(Dataset rows describing interfaces)
• • • • •

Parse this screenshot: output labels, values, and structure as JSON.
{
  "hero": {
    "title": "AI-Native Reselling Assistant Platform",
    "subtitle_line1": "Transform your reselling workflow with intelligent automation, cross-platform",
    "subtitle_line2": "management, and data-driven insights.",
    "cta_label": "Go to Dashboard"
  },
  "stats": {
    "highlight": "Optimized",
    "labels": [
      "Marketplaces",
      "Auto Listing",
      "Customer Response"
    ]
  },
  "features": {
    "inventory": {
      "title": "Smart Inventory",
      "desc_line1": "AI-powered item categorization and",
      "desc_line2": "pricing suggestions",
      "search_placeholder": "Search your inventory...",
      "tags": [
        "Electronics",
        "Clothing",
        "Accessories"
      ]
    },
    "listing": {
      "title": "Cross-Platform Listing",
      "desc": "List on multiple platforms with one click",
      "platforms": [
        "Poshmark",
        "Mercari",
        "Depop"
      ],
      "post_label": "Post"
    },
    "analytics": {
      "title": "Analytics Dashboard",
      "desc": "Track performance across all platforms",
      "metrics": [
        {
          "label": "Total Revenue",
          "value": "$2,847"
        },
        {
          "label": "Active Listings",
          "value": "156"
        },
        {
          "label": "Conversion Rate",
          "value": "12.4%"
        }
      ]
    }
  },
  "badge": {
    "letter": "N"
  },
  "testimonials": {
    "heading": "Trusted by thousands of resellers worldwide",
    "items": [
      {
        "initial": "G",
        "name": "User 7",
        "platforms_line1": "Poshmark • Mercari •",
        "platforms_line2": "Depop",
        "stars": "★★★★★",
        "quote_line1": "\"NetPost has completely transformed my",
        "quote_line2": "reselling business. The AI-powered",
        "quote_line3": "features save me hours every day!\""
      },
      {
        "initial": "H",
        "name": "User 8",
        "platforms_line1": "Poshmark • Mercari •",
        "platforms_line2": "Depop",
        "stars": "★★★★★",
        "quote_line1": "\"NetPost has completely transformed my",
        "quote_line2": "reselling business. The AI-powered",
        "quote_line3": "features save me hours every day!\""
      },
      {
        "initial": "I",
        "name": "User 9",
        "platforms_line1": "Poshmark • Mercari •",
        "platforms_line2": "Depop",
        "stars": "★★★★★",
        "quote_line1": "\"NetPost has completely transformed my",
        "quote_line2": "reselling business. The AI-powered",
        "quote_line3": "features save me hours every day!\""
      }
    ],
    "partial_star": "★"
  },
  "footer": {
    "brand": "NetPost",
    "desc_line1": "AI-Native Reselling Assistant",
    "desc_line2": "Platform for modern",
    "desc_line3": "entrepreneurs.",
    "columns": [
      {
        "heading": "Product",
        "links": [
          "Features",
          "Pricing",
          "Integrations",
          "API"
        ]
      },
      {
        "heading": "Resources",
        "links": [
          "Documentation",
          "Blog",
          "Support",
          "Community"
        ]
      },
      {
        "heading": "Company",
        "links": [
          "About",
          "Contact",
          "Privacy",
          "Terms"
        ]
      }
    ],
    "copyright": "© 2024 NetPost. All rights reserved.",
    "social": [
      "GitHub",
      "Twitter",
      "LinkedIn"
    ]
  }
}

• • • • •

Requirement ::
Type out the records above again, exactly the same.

Answer to the exercise ::
Parse this screenshot: output labels, values, and structure as JSON.
{
  "hero": {
    "title": "AI-Native Reselling Assistant Platform",
    "subtitle_line1": "Transform your reselling workflow with intelligent automation, cross-platform",
    "subtitle_line2": "management, and data-driven insights.",
    "cta_label": "Go to Dashboard"
  },
  "stats": {
    "highlight": "Optimized",
    "labels": [
      "Marketplaces",
      "Auto Listing",
      "Customer Response"
    ]
  },
  "features": {
    "inventory": {
      "title": "Smart Inventory",
      "desc_line1": "AI-powered item categorization and",
      "desc_line2": "pricing suggestions",
      "search_placeholder": "Search your inventory...",
      "tags": [
        "Electronics",
        "Clothing",
        "Accessories"
      ]
    },
    "listing": {
      "title": "Cross-Platform Listing",
      "desc": "List on multiple platforms with one click",
      "platforms": [
        "Poshmark",
        "Mercari",
        "Depop"
      ],
      "post_label": "Post"
    },
    "analytics": {
      "title": "Analytics Dashboard",
      "desc": "Track performance across all platforms",
      "metrics": [
        {
          "label": "Total Revenue",
          "value": "$2,847"
        },
        {
          "label": "Active Listings",
          "value": "156"
        },
        {
          "label": "Conversion Rate",
          "value": "12.4%"
        }
      ]
    }
  },
  "badge": {
    "letter": "N"
  },
  "testimonials": {
    "heading": "Trusted by thousands of resellers worldwide",
    "items": [
      {
        "initial": "G",
        "name": "User 7",
        "platforms_line1": "Poshmark • Mercari •",
        "platforms_line2": "Depop",
        "stars": "★★★★★",
        "quote_line1": "\"NetPost has completely transformed my",
        "quote_line2": "reselling business. The AI-powered",
        "quote_line3": "features save me hours every day!\""
      },
      {
        "initial": "H",
        "name": "User 8",
        "platforms_line1": "Poshmark • Mercari •",
        "platforms_line2": "Depop",
        "stars": "★★★★★",
        "quote_line1": "\"NetPost has completely transformed my",
        "quote_line2": "reselling business. The AI-powered",
        "quote_line3": "features save me hours every day!\""
      },
      {
        "initial": "I",
        "name": "User 9",
        "platforms_line1": "Poshmark • Mercari •",
        "platforms_line2": "Depop",
        "stars": "★★★★★",
        "quote_line1": "\"NetPost has completely transformed my",
        "quote_line2": "reselling business. The AI-powered",
        "quote_line3": "features save me hours every day!\""
      }
    ],
    "partial_star": "★"
  },
  "footer": {
    "brand": "NetPost",
    "desc_line1": "AI-Native Reselling Assistant",
    "desc_line2": "Platform for modern",
    "desc_line3": "entrepreneurs.",
    "columns": [
      {
        "heading": "Product",
        "links": [
          "Features",
          "Pricing",
          "Integrations",
          "API"
        ]
      },
      {
        "heading": "Resources",
        "links": [
          "Documentation",
          "Blog",
          "Support",
          "Community"
        ]
      },
      {
        "heading": "Company",
        "links": [
          "About",
          "Contact",
          "Privacy",
          "Terms"
        ]
      }
    ],
    "copyright": "© 2024 NetPost. All rights reserved.",
    "social": [
      "GitHub",
      "Twitter",
      "LinkedIn"
    ]
  }
}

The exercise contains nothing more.